*DATA LISTING*.
--- START ---
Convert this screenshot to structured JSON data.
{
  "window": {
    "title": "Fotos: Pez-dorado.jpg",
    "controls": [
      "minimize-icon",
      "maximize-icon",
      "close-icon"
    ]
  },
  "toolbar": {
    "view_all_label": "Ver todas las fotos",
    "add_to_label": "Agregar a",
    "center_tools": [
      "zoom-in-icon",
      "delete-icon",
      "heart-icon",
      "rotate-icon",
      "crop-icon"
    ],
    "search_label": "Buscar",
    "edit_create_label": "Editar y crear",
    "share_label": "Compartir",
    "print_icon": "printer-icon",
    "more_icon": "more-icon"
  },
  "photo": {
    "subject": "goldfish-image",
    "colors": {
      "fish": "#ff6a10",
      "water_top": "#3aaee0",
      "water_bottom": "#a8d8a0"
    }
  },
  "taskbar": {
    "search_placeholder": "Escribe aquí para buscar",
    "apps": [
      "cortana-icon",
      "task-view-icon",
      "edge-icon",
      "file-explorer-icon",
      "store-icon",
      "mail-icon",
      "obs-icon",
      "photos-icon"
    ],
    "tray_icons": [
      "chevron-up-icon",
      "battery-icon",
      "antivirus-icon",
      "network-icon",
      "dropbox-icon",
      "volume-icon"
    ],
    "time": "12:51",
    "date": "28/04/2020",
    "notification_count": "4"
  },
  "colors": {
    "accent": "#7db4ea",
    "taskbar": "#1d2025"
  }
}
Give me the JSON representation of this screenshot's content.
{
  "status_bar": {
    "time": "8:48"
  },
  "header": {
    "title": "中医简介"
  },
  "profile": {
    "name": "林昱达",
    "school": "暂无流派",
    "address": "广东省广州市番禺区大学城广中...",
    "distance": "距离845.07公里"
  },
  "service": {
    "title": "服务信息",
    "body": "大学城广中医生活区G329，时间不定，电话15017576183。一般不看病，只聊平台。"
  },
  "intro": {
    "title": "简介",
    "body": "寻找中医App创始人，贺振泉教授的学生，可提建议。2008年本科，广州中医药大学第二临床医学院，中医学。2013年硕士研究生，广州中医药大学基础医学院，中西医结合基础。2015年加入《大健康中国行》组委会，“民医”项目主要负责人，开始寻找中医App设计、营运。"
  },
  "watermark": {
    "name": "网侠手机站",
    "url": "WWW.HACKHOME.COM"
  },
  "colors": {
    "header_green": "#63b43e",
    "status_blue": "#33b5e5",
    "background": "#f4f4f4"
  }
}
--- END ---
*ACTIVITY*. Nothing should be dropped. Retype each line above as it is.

*ANSWER BOX*.
Convert this screenshot to structured JSON data.
{
  "window": {
    "title": "Fotos: Pez-dorado.jpg",
    "controls": [
      "minimize-icon",
      "maximize-icon",
      "close-icon"
    ]
  },
  "toolbar": {
    "view_all_label": "Ver todas las fotos",
    "add_to_label": "Agregar a",
    "center_tools": [
      "zoom-in-icon",
      "delete-icon",
      "heart-icon",
      "rotate-icon",
      "crop-icon"
    ],
    "search_label": "Buscar",
    "edit_create_label": "Editar y crear",
    "share_label": "Compartir",
    "print_icon": "printer-icon",
    "more_icon": "more-icon"
  },
  "photo": {
    "subject": "goldfish-image",
    "colors": {
      "fish": "#ff6a10",
      "water_top": "#3aaee0",
      "water_bottom": "#a8d8a0"
    }
  },
  "taskbar": {
    "search_placeholder": "Escribe aquí para buscar",
    "apps": [
      "cortana-icon",
      "task-view-icon",
      "edge-icon",
      "file-explorer-icon",
      "store-icon",
      "mail-icon",
      "obs-icon",
      "photos-icon"
    ],
    "tray_icons": [
      "chevron-up-icon",
      "battery-icon",
      "antivirus-icon",
      "network-icon",
      "dropbox-icon",
      "volume-icon"
    ],
    "time": "12:51",
    "date": "28/04/2020",
    "notification_count": "4"
  },
  "colors": {
    "accent": "#7db4ea",
    "taskbar": "#1d2025"
  }
}
Give me the JSON representation of this screenshot's content.
{
  "status_bar": {
    "time": "8:48"
  },
  "header": {
    "title": "中医简介"
  },
  "profile": {
    "name": "林昱达",
    "school": "暂无流派",
    "address": "广东省广州市番禺区大学城广中...",
    "distance": "距离845.07公里"
  },
  "service": {
    "title": "服务信息",
    "body": "大学城广中医生活区G329，时间不定，电话15017576183。一般不看病，只聊平台。"
  },
  "intro": {
    "title": "简介",
    "body": "寻找中医App创始人，贺振泉教授的学生，可提建议。2008年本科，广州中医药大学第二临床医学院，中医学。2013年硕士研究生，广州中医药大学基础医学院，中西医结合基础。2015年加入《大健康中国行》组委会，“民医”项目主要负责人，开始寻找中医App设计、营运。"
  },
  "watermark": {
    "name": "网侠手机站",
    "url": "WWW.HACKHOME.COM"
  },
  "colors": {
    "header_green": "#63b43e",
    "status_blue": "#33b5e5",
    "background": "#f4f4f4"
  }
}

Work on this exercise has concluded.